Crimp, who won a Tony Award in 1997 for his translation of Ionesco's The Chairs, uses some sinister repetition to drive home Liz's transformation. The scene in which Colin interviews Liz is repeated in the second act, only this time Liz is interviewing Sally. Crimp litters the play with repetitions of scenes and dialogue as artfully as Theatre Quorum sprinkles the set with product placements such as Twiglets, Ramen, and Pizza Hut. Liz's metamorphosis seems complete when she rants about the righteous indignation of a survey participant named Linda -- who reacts precisely the way she did when Colin interviewed her. Liz even mocks her for walking out and refusing the cash gift. The creepiest scene comes when Liz apes Colin's relaxation technique, a breathing and hand-movements combo that resembles a sort of Tai Chi for stressed marketing sleazeballs.
As Liz morphs into Colin, Colin fades into someone smaller and meeker and begins showing human emotions instead of constantly maintaining his business demeanor. He's distracted, his drumming slows, and he continually asks everyone whether their hearts are in this kind of hardball marketing, when his obviously is not. A cycle emerges: Everyone becomes the one they hate, but being this amoral person grinds them down.
No One Sees the Video could be a depressing tale about people trading their spirits and ideals for money and success, but Crimp's journey is a laugh-out-loud funny look at how creepy the world of marketing and product development can be. It never wears; the three acts whiz by.
Colin's quirks are only part of the comedy. McGrew offers laughs as Karen and Sally (she seems to be channeling Bubble from the BBC show Absolutely Fabulous, only Sally is a crude brunette, not a charmingly clueless blonde). Kent Williams takes on several characters, as he did in Theatre Quorum's Turn of the Screw last year. He plays Liz's client and two drunk bar patrons. One jokes with Colin in London; the other flirts with Liz on a business trip to northeastern England. The latter barfly stings her -- he says any woman who earns good money in London must be making it on her back.
Though Crimp set the play in his native England, the idea of companies using common folk to help decide what consumers need to "fill the void," as Colin says, is especially applicable here, where almost every trip to the mall brings shoppers in contact with a survey girl who demands just a minute of their time, and takes five instead. The cast members' accents are understated (Steven Blount, who plays Linda's husband, Paul, nails a northern England working-class accent), and the dialogue zings like arrows out of a crossbow, hitting its mark each time with sharpened barbs.

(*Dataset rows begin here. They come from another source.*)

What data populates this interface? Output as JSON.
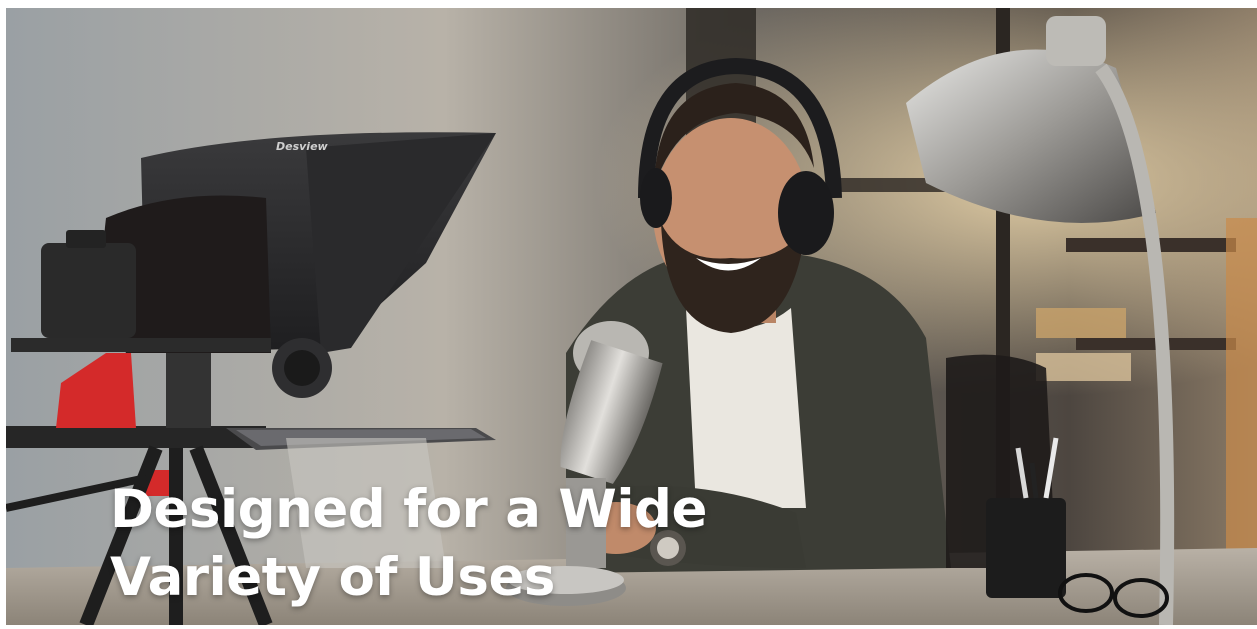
{
  "banner": {
    "headline_line1": "Designed for a Wide",
    "headline_line2": "Variety of Uses",
    "teleprompter_brand": "Desview"
  },
  "colors": {
    "headline": "#ffffff",
    "accent_red": "#d42a2a",
    "background_dark": "#3a3632"
  }
}
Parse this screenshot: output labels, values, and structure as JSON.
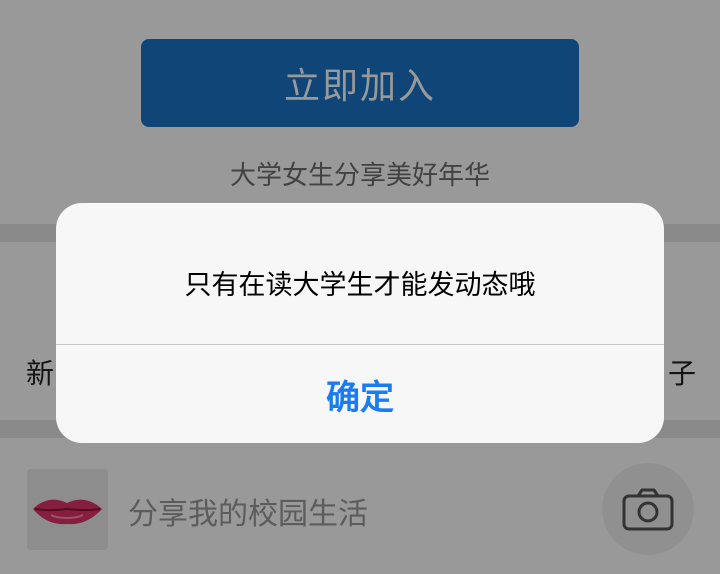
{
  "header": {
    "join_button_label": "立即加入",
    "tagline": "大学女生分享美好年华"
  },
  "tabs": {
    "left_partial": "新",
    "right_partial": "子"
  },
  "composer": {
    "placeholder": "分享我的校园生活",
    "avatar_icon": "lips-icon",
    "camera_icon": "camera-icon"
  },
  "alert": {
    "message": "只有在读大学生才能发动态哦",
    "confirm_label": "确定"
  },
  "colors": {
    "primary_button": "#1976c6",
    "dialog_action": "#1a7cf0",
    "overlay": "rgba(0,0,0,0.4)"
  }
}
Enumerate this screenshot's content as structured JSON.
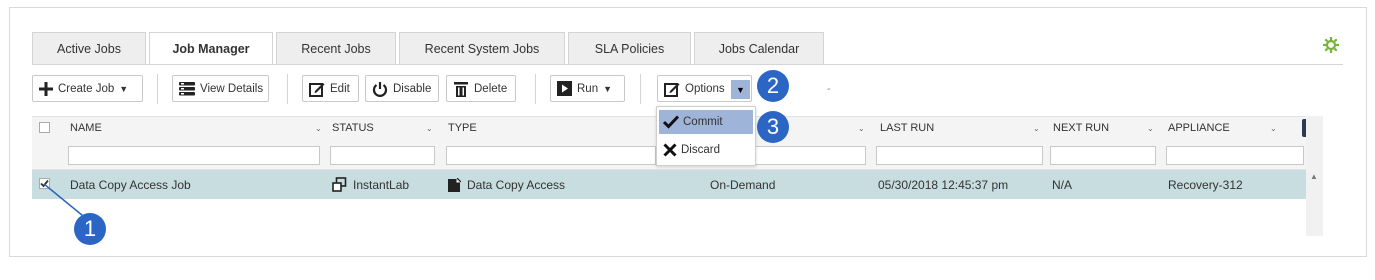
{
  "tabs": [
    {
      "label": "Active Jobs",
      "active": false
    },
    {
      "label": "Job Manager",
      "active": true
    },
    {
      "label": "Recent Jobs",
      "active": false
    },
    {
      "label": "Recent System Jobs",
      "active": false
    },
    {
      "label": "SLA Policies",
      "active": false
    },
    {
      "label": "Jobs Calendar",
      "active": false
    }
  ],
  "toolbar": {
    "create_job": "Create Job",
    "view_details": "View Details",
    "edit": "Edit",
    "disable": "Disable",
    "delete": "Delete",
    "run": "Run",
    "options": "Options",
    "dash": "-"
  },
  "options_menu": {
    "commit": "Commit",
    "discard": "Discard"
  },
  "callouts": {
    "one": "1",
    "two": "2",
    "three": "3"
  },
  "columns": {
    "name": "NAME",
    "status": "STATUS",
    "type": "TYPE",
    "last_run": "LAST RUN",
    "next_run": "NEXT RUN",
    "appliance": "APPLIANCE"
  },
  "rows": [
    {
      "checked": true,
      "name": "Data Copy Access Job",
      "status": "InstantLab",
      "type": "Data Copy Access",
      "schedule": "On-Demand",
      "last_run": "05/30/2018 12:45:37 pm",
      "next_run": "N/A",
      "appliance": "Recovery-312"
    }
  ],
  "colors": {
    "accent_blue": "#2b66c4",
    "selected_row": "#c7dde0",
    "menu_highlight": "#9fb4d9",
    "gear_green": "#76b33b"
  }
}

No One Sees the Video is performed in the Mesquite Arts Center's black box theater, with each of the play's locations set several feet from the next in the long, dark room. The company's office contains a desk, two chairs, a television, and the video camera. It's so nondescript and empty, it could be anywhere and anytime, making Colin's warning about people becoming that which they hate echo long after the laughs.